Aneurysms are weaknesses in the wall of the cerebral blood vessels that develop over time. We do not know what causes a cerebral aneurysm formation, but most studies suggest that they occur in between 2% and 5% of the whole population. Because these areas are abnormal, they have a risk of rupture (“bursting”) that can cause significant, even life threatening, problems.

Inherited risk factors associated with aneurysm formation are rare:

  • Polycystic kidney disease (PCKD) – a genetic disorder characterized by the growth of numerous cysts filled with fluid in the kidneys. PCKD is the most common medical disease associated with cerebral aneurysm formation

  • family history of aneurysms

  • connective tissue disorders (Ehlers-Danlos syndrome), fibromuscular dysplasia, hereditary haemorrhagic telangiectasia, tuberous sclerosis)

The commonest risk factors, however, are acquired:

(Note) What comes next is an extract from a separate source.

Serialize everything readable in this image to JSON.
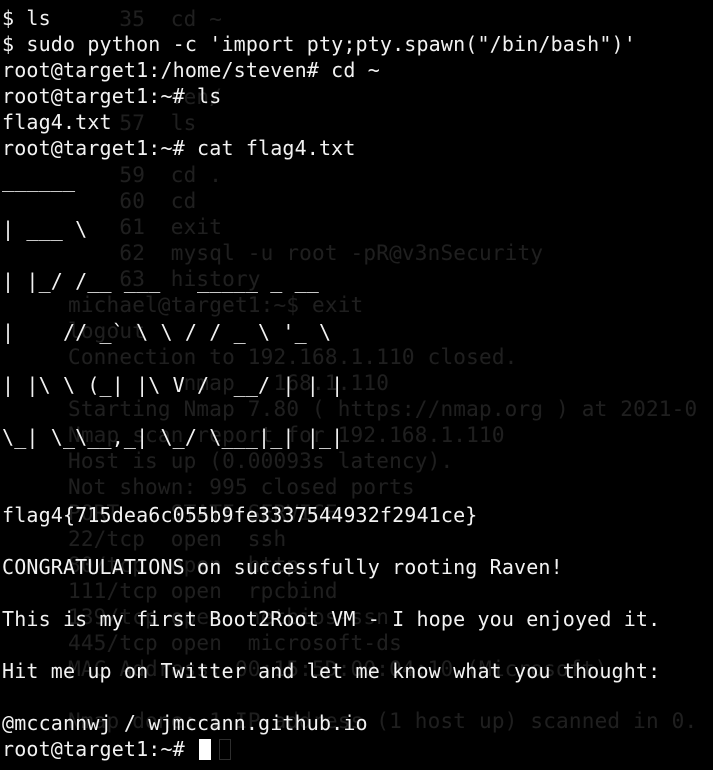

  • cigarette smoking
  • age (> 40 years of age)
  • hypertension (high blood pressure)
  • recreational drug abuse (cocaine or amphetamine)

 

Although these risk factors increase a person’s risk, they do not necessarily cause aneurysm formation or rupture. Some people with one or more risk factors never develop the disease, while others develop aneurysms and have no known risk factors. Knowing your risk factors to any disease can help guide you into the appropriate actions, including changing behaviors or seeking medical advice.